Lois McMaster Bujold – Barrayar
Read my review of book:
1. Shards of Honor
Read By: Grover Gardner
Length: 11h 41min (304 pages)
Genre: Science Fiction (but only technically; it’s really this wonderful action/political intrigue/romance hybrid – just set on another planet. So, I guess it’s properly termed a Space Opera.)
Started: 25 February 2010
Finished: 07 March 2010
Where did it come from? From the publishers for review.
Why do I have it? I absolutely loved the previous book, Shards of Honor.
Culture shock isn’t
so bad, as long as no one’s
trying to kill you.
Summary: Barrayar, the second book of the Vorkosigan saga, begins almost immediately following the events of Shards of Honor. Cordelia Vorkosigan (née Naismith) has given up almost everything of her former life on Beta Colony to be with the man she loves. She’s finding life on Barrayar somewhat hard to adjust to, however; its class and gender stratification, its emphasis on familial lineage and military might, and its lack of technological progress, all make the entire planet seem somewhat backwards, to Cordelia’s way of thinking. To make matters worse, Aral, her husband, has been unwillingly thrust into a position of vast political power: regent to the four-year-old emperor. Learning to navigate the currents of Barrayaran politics is challenging enough, but the planet is full of people who will not hesitate to use Cordelia – and her unborn son – as pawns in their plays for power.
Review: I’ve yet to read anything by Bujold that I didn’t thoroughly enjoy, and Barrayar is no exception. She seems equally at home writing fantasy and sci-fi, because what she’s really writing isn’t either: she’s just writing wonderful, character-driven stories, dressed up in the trappings of the genre. Barrayar is actually less science-fiction-y than most, in large part due to the setting. Barrayaran society is roughly modeled on feudal Russia, and there are just as many horses and swords as there are aircars and nerve disruptor pistols. So, while the genre label might say sci-fi, it’s actually really a family saga and political drama… it’s just set on another planet.
But the worldbuilding, as good as it is, is not why I love Bujold’s writing, and not why I loved this book. What I really love are Bujold’s characters, and most of all Cordelia. She is smart, practical, has a wicked sense of humor, and is made of stronger stuff than three of your typical literary heroines put together, but still shows enough emotion and has enough flaws to make her feel real. (I am not ashamed to admit that I now have a raging girl-crush on Cordelia; I want to be her when I grow up, or, failing that, I at least want her to come over so we can sit on the back porch and drink a beer and talk about science and boys.) Aral is equally wonderful, and most of the supporting cast are quite deftly drawn as well. I had less trouble keeping secondary characters straight in this book than I did in Shards of Honor, although there were still a lot of similar-sounding “Vor______” names to keep track of.

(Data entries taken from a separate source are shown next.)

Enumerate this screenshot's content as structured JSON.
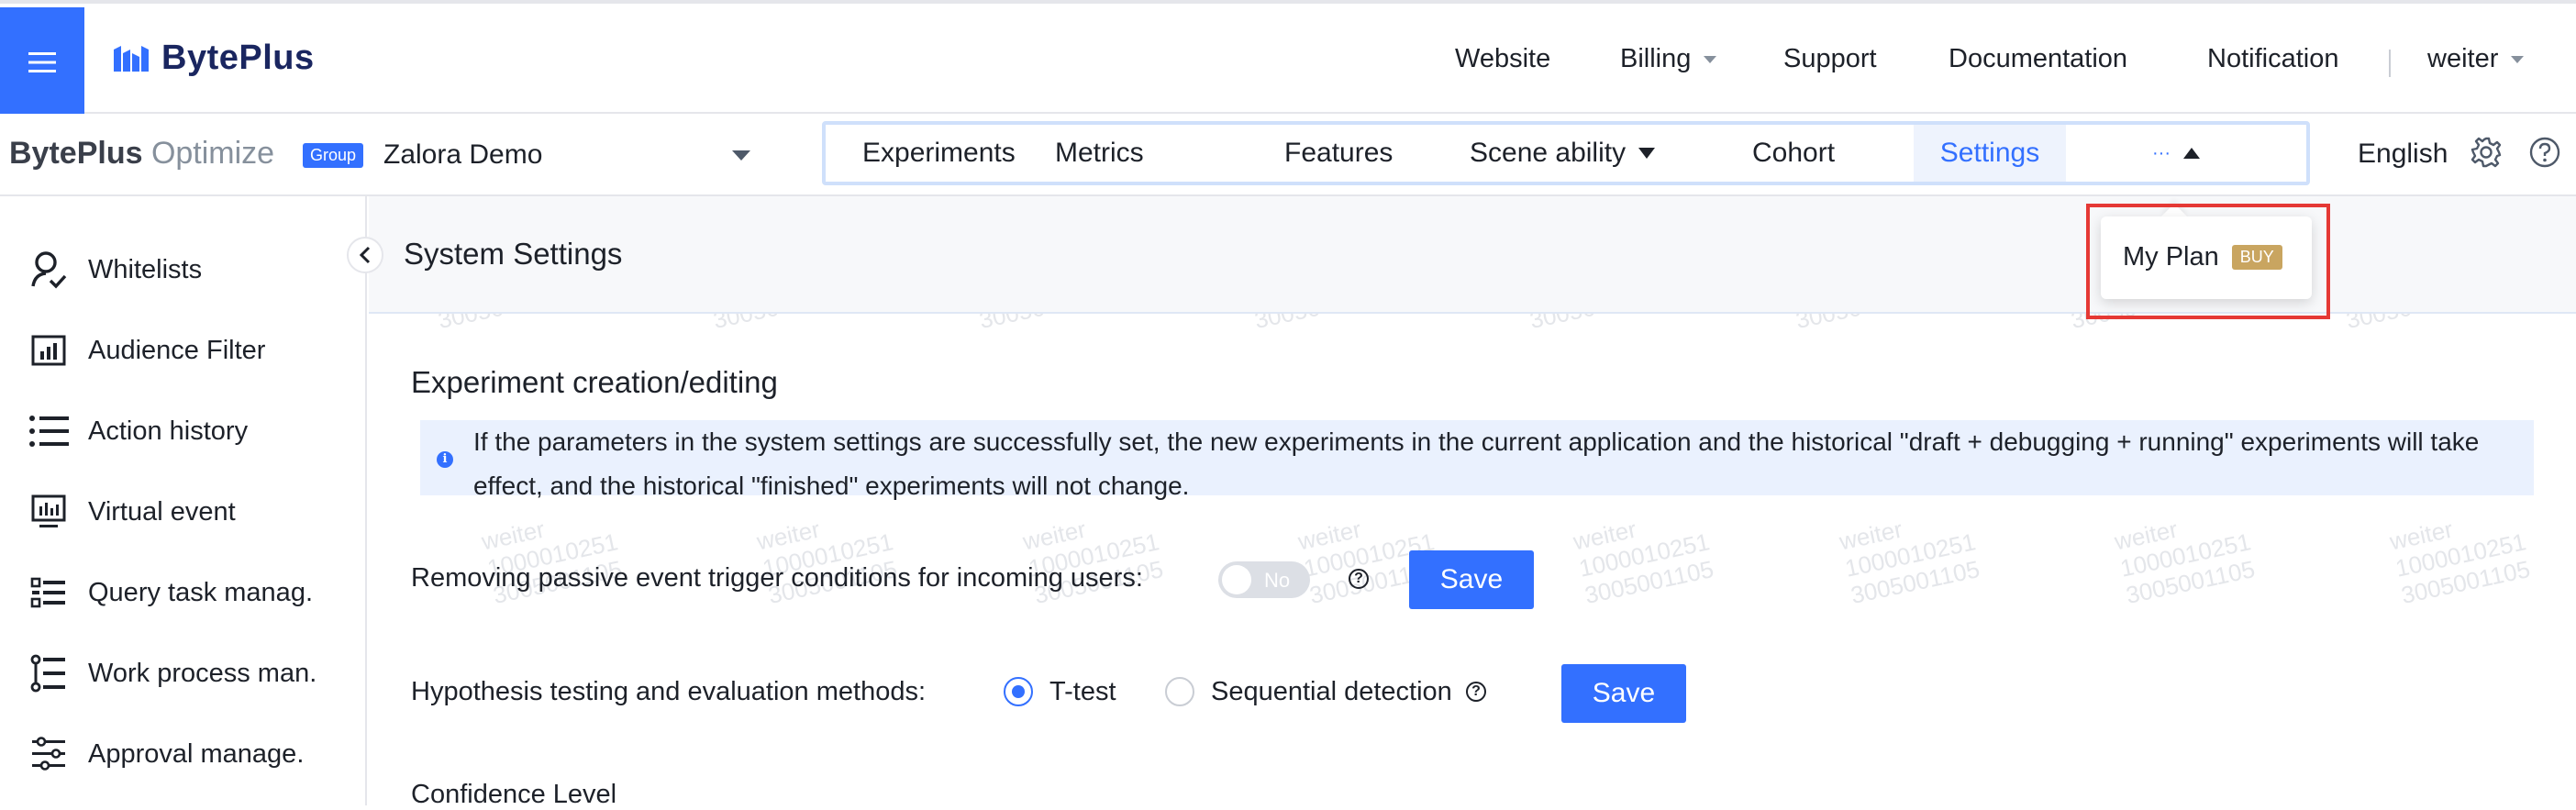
{
  "header": {
    "logo_text": "BytePlus",
    "nav": {
      "website": "Website",
      "billing": "Billing",
      "support": "Support",
      "documentation": "Documentation",
      "notification": "Notification",
      "user": "weiter"
    }
  },
  "subbar": {
    "product_bold": "BytePlus",
    "product_light": "Optimize",
    "group_badge": "Group",
    "app_name": "Zalora Demo",
    "tabs": {
      "experiments": "Experiments",
      "metrics": "Metrics",
      "features": "Features",
      "scene_ability": "Scene ability",
      "cohort": "Cohort",
      "settings": "Settings",
      "more": "···"
    },
    "language": "English"
  },
  "sidebar": {
    "items": [
      {
        "label": "Whitelists",
        "icon": "user-check-icon"
      },
      {
        "label": "Audience Filter",
        "icon": "chart-frame-icon"
      },
      {
        "label": "Action history",
        "icon": "list-icon"
      },
      {
        "label": "Virtual event",
        "icon": "monitor-chart-icon"
      },
      {
        "label": "Query task manag.",
        "icon": "task-list-icon"
      },
      {
        "label": "Work process man.",
        "icon": "process-list-icon"
      },
      {
        "label": "Approval manage.",
        "icon": "sliders-icon"
      }
    ]
  },
  "main": {
    "title": "System Settings",
    "section_title": "Experiment creation/editing",
    "info_text": "If the parameters in the system settings are successfully set, the new experiments in the current application and the historical \"draft + debugging + running\" experiments will take effect, and the historical \"finished\" experiments will not change.",
    "row1_label": "Removing passive event trigger conditions for incoming users:",
    "row1_toggle": "No",
    "row1_toggle_on": false,
    "row1_save": "Save",
    "row2_label": "Hypothesis testing and evaluation methods:",
    "row2_option1": "T-test",
    "row2_option2": "Sequential detection",
    "row2_selected": "T-test",
    "row2_save": "Save",
    "row3_label": "Confidence Level"
  },
  "popover": {
    "item": "My Plan",
    "badge": "BUY"
  },
  "watermark": {
    "name": "weiter",
    "id1": "1000010251",
    "id2": "3005001105"
  },
  "colors": {
    "primary": "#3370ff",
    "badge_gold": "#c9a560",
    "highlight_red": "#e53935"
  }
}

The audiobook itself was very well done, although I still find it strange that they selected Grover Gardner to narrate a book that is told almost exclusively from a woman’s point of view. All in all, though, I thoroughly enjoyed this book, and cannot wait for Blackstone to release the rest of the series. 5 out of 5 stars.
Recommendation: I’d certainly recommend Barrayar to just about anybody who appreciates a good character-driven story, whether or not they typically read science fiction. Actually, I’d recommend the whole series to just about anybody – Barrayar follows closely on the heels of Shards of Honor, and not a lot of summary or explanation is provided, so they really should be read in order. But they’re both such wonderful books that I don’t think anybody should miss out on either one.
First Line: I am afraid. Cordelia’s hand pushed aside the drape in the third floor parlour window of Vorkosigan House.
Cover Thoughts: Eh, it make sense in the context of the book, but it doesn’t really grab me, either.
Vocab: (see the whole list)
- Location 7207: ““What are Vordarian’s troops doing? Is this a sitzkrieg?”” – a period during a war in which both sides change positions very slowly or not at all.
- Location 8700: “He grew rapidly despite a tendency to fussiness, an iatrogenic trait, Cordelia realized after a while, triggered by Alys’s fussing over him.” – Induced in a patient by a physician’s activity, manner, or therapy. Used especially of an infection or other complication of treatment.
This review was originally published at SFsite.com.